Marshall, M.N. (1996). Sampling for qualitative research. Family Practice, 13, 522-525.
Mason, C., & Berson, M. (2000). Computer mediated communication in elementary social studies methods: An examination of student’s perceptions and perspectives. Theory and Research in Social Education, 28(4), 527-545.
Merriam, S.B. (1988). Case study research in education: A qualitative approach. San Francisco, CA: Jossey-Bass Publishers.
Merryfield, M. M. (2006). WebCT, pds, and democractic spaces in teacher education. International Journal of Social Education, 21(1), 73-94.
Merryfield, M., & Chase, S.K. (1998). How do secondary teachers benefit from PDS networks? Factors teaching associate with the effectiveness of building a learning community in social studies and global education. The Clearing House, 71(4), 251-254.
Miles, M.B., & Huberman, A.M. (1994). Qualitative data analysis: An expanded sourcebook, (2nd ed.). Thousand Oaks, CA: Sage.
Miretzky, D., & Stevens, S. (2012). How does location impact meaning and opportunity? Rural schools and the NCATE diversity standard. Teachers College Record, 114(5), 1-36.
Mishler, E. (1986). Research interviewing: Context and narrative. Cambridge, MA: Harvard University Press.
National Council for the Social Studies. (2004). Program standards for the initial preparation of social studies teachers, Vol. 2. Silver Spring, MD: Author.
National Council for the Social Studies (2010). National curriculum standards for social studies. Washington DC: Author.
Parekh, R.A. (2009, October). Knowledge sharing: Collaboration between universities and industrial organizations. Paper presented at the International Conference on Academic Libraries, Delhi, India.
Parlett, M., & Hamilton, D. (1976). Evaluation as illumination: A new approach to the study of innovatory programs. In G. Glass (Ed.), Evaluation studies review annual (Vol 1., pp. 9-29). Beverly Hills, CA: Sage.
Patton, M. (1990). Qualitative evaluation methods, (2nd ed.). Thousand Oaks, CA: Sage.
Riley, K., & Stern, B. (2001(. Problems and possibilities of web-based instruction: Transforming social studies methods and practice. Paper presented at the annual meeting of the National Council for the Social Studies, Washington, DC.
Schul, J.E. (2011). Revisiting an old friend: The practice and promise of cooperative learning for the twenty-first century. The Social Studies, 102, 88-93.
Singer, A. (1993). A teacher’s guide to cooperative learning in middle school social studies classrooms. In Transition, 10(2), 16-21.

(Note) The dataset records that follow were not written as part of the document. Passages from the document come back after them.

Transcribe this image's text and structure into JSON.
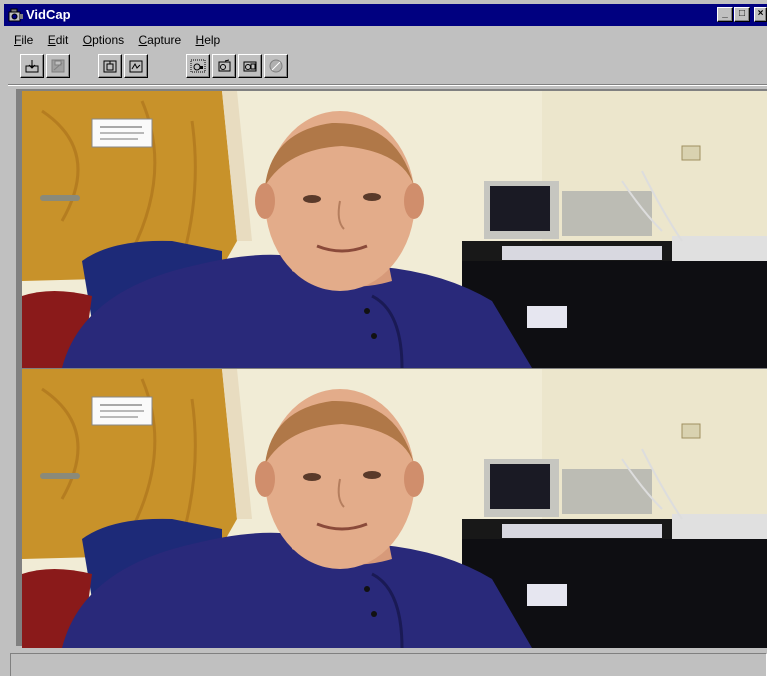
{
  "window": {
    "title": "VidCap"
  },
  "titlebar_buttons": {
    "minimize": "_",
    "maximize": "□",
    "close": "×"
  },
  "menu": [
    {
      "label": "File",
      "accel": "F",
      "rest": "ile"
    },
    {
      "label": "Edit",
      "accel": "E",
      "rest": "dit"
    },
    {
      "label": "Options",
      "accel": "O",
      "rest": "ptions"
    },
    {
      "label": "Capture",
      "accel": "C",
      "rest": "apture"
    },
    {
      "label": "Help",
      "accel": "H",
      "rest": "elp"
    }
  ],
  "toolbar": {
    "buttons": [
      {
        "name": "set-capture-file-icon"
      },
      {
        "name": "save-captured-video-icon"
      },
      {
        "name": "video-source-icon"
      },
      {
        "name": "video-format-icon"
      },
      {
        "name": "capture-single-frame-icon"
      },
      {
        "name": "capture-frames-icon"
      },
      {
        "name": "capture-video-icon"
      },
      {
        "name": "stop-capture-icon"
      }
    ]
  },
  "preview": {
    "frames": [
      "top-video-frame",
      "bottom-video-frame"
    ]
  },
  "status": {
    "text": ""
  },
  "colors": {
    "titlebar": "#000080",
    "face": "#c0c0c0",
    "shirt": "#2a2a70",
    "door": "#c8922a"
  }
}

Staley, L., & Meyers, S. (2002). Intercollegiate collaboration: Reggio Emilia evokes conversations across disciplines. Journal of Early Childhood Teacher Education, 23(1), 27-31.
Stark, S., & Torrence, H. (2006). Case study. In B. Somekh & C. Lewin (Eds.), Research methods in the social sciences (pp. 33-40). London, UK: Sage Publications.

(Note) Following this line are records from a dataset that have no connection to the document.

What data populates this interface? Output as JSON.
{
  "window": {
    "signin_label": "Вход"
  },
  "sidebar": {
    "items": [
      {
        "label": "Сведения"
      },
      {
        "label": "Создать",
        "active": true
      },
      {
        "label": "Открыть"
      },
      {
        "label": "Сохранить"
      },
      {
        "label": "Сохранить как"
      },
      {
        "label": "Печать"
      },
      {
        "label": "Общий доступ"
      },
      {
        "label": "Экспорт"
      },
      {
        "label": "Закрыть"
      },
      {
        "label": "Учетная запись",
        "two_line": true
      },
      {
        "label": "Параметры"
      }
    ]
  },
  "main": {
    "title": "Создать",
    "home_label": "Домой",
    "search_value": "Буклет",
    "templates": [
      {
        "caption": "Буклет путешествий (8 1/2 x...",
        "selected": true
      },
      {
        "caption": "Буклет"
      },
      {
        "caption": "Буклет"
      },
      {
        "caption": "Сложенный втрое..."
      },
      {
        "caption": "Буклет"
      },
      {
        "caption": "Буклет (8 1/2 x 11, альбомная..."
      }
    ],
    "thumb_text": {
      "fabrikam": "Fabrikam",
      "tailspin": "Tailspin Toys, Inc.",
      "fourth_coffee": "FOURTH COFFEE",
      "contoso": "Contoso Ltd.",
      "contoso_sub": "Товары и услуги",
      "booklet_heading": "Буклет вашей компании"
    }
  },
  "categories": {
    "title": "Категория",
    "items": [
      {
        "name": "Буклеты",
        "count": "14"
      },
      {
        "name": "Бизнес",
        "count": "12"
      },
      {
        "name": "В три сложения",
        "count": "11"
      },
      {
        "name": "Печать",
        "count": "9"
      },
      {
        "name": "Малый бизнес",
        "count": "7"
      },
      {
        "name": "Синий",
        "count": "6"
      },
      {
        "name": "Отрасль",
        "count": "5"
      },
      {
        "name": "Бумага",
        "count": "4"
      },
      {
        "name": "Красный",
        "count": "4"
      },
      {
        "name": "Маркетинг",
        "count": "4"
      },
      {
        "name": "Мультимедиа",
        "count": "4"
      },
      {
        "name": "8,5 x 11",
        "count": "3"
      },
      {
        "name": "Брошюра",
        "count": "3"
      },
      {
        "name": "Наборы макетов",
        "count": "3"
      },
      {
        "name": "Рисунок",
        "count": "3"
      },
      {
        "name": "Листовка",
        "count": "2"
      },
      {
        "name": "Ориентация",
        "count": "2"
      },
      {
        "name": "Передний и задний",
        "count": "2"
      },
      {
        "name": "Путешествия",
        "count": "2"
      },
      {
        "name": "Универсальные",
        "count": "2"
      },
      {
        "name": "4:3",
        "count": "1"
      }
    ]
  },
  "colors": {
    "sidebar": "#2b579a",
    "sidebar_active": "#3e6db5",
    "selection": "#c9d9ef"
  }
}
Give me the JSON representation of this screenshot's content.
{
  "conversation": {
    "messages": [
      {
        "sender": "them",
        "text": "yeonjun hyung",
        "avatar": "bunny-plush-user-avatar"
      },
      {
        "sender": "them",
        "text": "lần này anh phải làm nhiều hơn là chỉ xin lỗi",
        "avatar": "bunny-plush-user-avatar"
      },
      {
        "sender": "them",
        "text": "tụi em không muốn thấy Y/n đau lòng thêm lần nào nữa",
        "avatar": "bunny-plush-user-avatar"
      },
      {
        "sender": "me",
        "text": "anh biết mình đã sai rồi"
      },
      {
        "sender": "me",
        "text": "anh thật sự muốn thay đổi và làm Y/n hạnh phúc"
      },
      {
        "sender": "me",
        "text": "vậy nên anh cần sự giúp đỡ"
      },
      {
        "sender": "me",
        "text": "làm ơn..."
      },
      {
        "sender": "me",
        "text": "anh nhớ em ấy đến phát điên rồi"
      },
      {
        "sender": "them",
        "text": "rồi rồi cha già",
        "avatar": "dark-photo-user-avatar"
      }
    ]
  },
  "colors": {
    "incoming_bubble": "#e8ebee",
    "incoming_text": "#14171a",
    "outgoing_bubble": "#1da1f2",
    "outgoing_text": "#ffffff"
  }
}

Strauss, A., & Corbin, J. (1990). Basics of qualitative research: Techniques and procedures for developing grounded theory. London, UK: Sage.
Valdez, D., Reich, B.J., & Berson, M.J. (2010). Social studies and technology 2009-2034. In R. Diem & M.J. Berson. (Eds.), Technology in retrospect: Social studies’ place in the Information Age 1984-2009 (pp. 109-132). Charlotte, NC: Information Age.

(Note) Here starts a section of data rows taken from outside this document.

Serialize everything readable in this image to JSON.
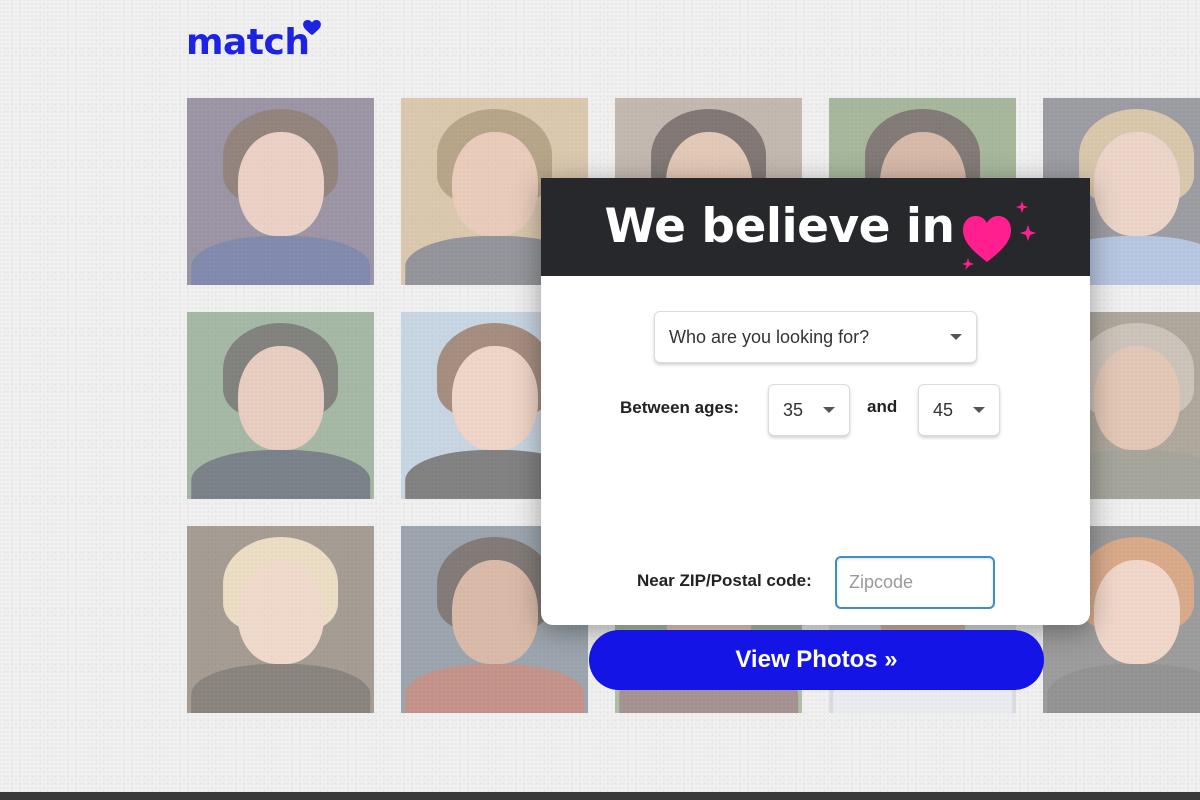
{
  "brand": {
    "logo_text": "match",
    "logo_color": "#1d23e3"
  },
  "photos": [
    {
      "bg": "#5a4e6a",
      "hair": "#4a2e22",
      "face": "#e7b9a4",
      "body": "#2a3a7a"
    },
    {
      "bg": "#c9a87a",
      "hair": "#8a6a3a",
      "face": "#e3b091",
      "body": "#4a4e56"
    },
    {
      "bg": "#a08c7c",
      "hair": "#2a1a14",
      "face": "#d9a98a",
      "body": "#3a2a22"
    },
    {
      "bg": "#6c8a5a",
      "hair": "#2a1e16",
      "face": "#c48e70",
      "body": "#5a5a5a"
    },
    {
      "bg": "#5a5a66",
      "hair": "#c8a876",
      "face": "#eac0a8",
      "body": "#8aa6d6"
    },
    {
      "bg": "#6a8a6a",
      "hair": "#2a2a24",
      "face": "#e2b39a",
      "body": "#1e2a3a"
    },
    {
      "bg": "#a8c0d8",
      "hair": "#6a3e26",
      "face": "#eec0a6",
      "body": "#2a2a2a"
    },
    {
      "bg": "#7a6e5a",
      "hair": "#b0a090",
      "face": "#d9a688",
      "body": "#6a6a5a"
    },
    {
      "bg": "#6a5a4a",
      "hair": "#e8d0a0",
      "face": "#f0c8b0",
      "body": "#3a2e26"
    },
    {
      "bg": "#5a6a7a",
      "hair": "#2a1e16",
      "face": "#c89070",
      "body": "#a04a3a"
    },
    {
      "bg": "#7a9a6a",
      "hair": "#8a5a36",
      "face": "#e8b49a",
      "body": "#6a4a4a"
    },
    {
      "bg": "#c8ccd0",
      "hair": "#d0d4da",
      "face": "#b88868",
      "body": "#e4e8f0"
    },
    {
      "bg": "#5a5a5a",
      "hair": "#c8743a",
      "face": "#f0c4aa",
      "body": "#4a4a4a"
    }
  ],
  "modal": {
    "title": "We believe in",
    "heart_color": "#ff1f8e",
    "header_bg": "#27282b",
    "looking_for": {
      "value": "Who are you looking for?"
    },
    "ages_label": "Between ages:",
    "age_min": "35",
    "and_label": "and",
    "age_max": "45",
    "zip_label": "Near ZIP/Postal code:",
    "zip_placeholder": "Zipcode",
    "zip_value": "",
    "submit_label": "View Photos »",
    "submit_color": "#1414e6"
  }
}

VanFossen, P. (2010). Student and teacher perceptions of the webquest model in social studies: A preliminary study. In J. Lee & A. Friedman (Eds.), Research on technology in social studies education (pp. 101-126). Charlotte, NC: Information Age Publishing.
Wenger, E. (1998). Communities of practice. Learning, meaning, and identity. Cambridge, UK: Cambridge University Press.
Wenger, E. (2006). Communities of practice. A brief introduction. Retrieved from http://www.ewenger.com/theory
White, C. (2000). Hypergroups for social studies teachers: A critical issues dialog for technology integration. In D. Willis et al. (Eds.), Proceedings of Society for Information Technology & Teacher Education International Conference 2000 (pp. 2021-2027). Chesapeake, VA: Association for the Advancement of Computers in Education.
University of North Carolina Wilmington
Email: [email protected]
University of Akron
Email: [email protected]